Count up the lines below that hold "time", then give that count by itself.

(Records for the task Opens)

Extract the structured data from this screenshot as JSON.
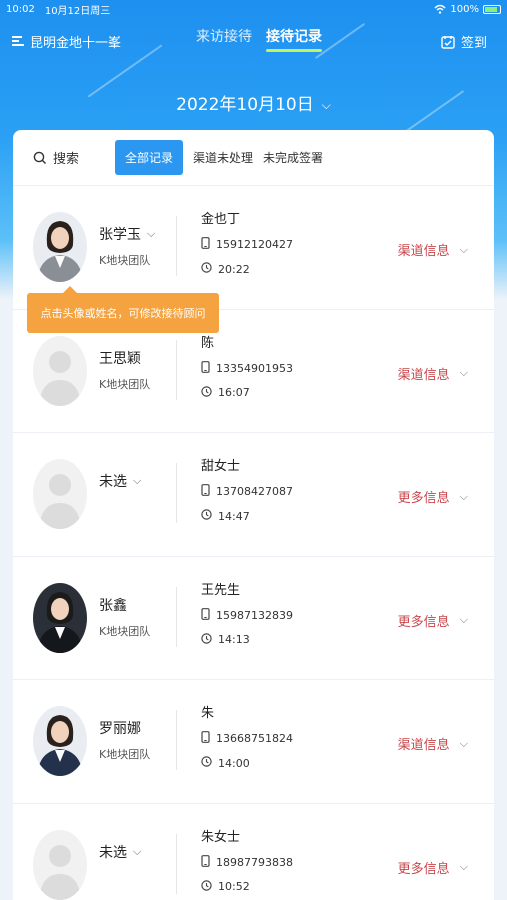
{
  "status_bar": {
    "time": "10:02",
    "date": "10月12日周三",
    "battery": "100%"
  },
  "header": {
    "project": "昆明金地十一峯",
    "tabs": [
      "来访接待",
      "接待记录"
    ],
    "active_tab": "接待记录",
    "signin_label": "签到"
  },
  "date_selector": {
    "label": "2022年10月10日"
  },
  "filters": {
    "search_label": "搜索",
    "chips": [
      "全部记录",
      "渠道未处理",
      "未完成签署"
    ],
    "selected": "全部记录"
  },
  "tooltip": "点击头像或姓名，可修改接待顾问",
  "records": [
    {
      "staff": "张学玉",
      "team": "K地块团队",
      "visitor": "金也丁",
      "phone": "15912120427",
      "time": "20:22",
      "action": "渠道信息",
      "avatar": "female-1"
    },
    {
      "staff": "王思颖",
      "team": "K地块团队",
      "visitor": "陈",
      "phone": "13354901953",
      "time": "16:07",
      "action": "渠道信息",
      "avatar": "placeholder"
    },
    {
      "staff": "未选",
      "team": "",
      "visitor": "甜女士",
      "phone": "13708427087",
      "time": "14:47",
      "action": "更多信息",
      "avatar": "placeholder"
    },
    {
      "staff": "张鑫",
      "team": "K地块团队",
      "visitor": "王先生",
      "phone": "15987132839",
      "time": "14:13",
      "action": "更多信息",
      "avatar": "male-1"
    },
    {
      "staff": "罗丽娜",
      "team": "K地块团队",
      "visitor": "朱",
      "phone": "13668751824",
      "time": "14:00",
      "action": "渠道信息",
      "avatar": "female-2"
    },
    {
      "staff": "未选",
      "team": "",
      "visitor": "朱女士",
      "phone": "18987793838",
      "time": "10:52",
      "action": "更多信息",
      "avatar": "placeholder"
    }
  ],
  "colors": {
    "accent": "#2b97f0",
    "action_text": "#c8474c",
    "tooltip": "#f4a340",
    "tab_underline": "#c6f25a"
  }
}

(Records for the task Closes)

Result below. 7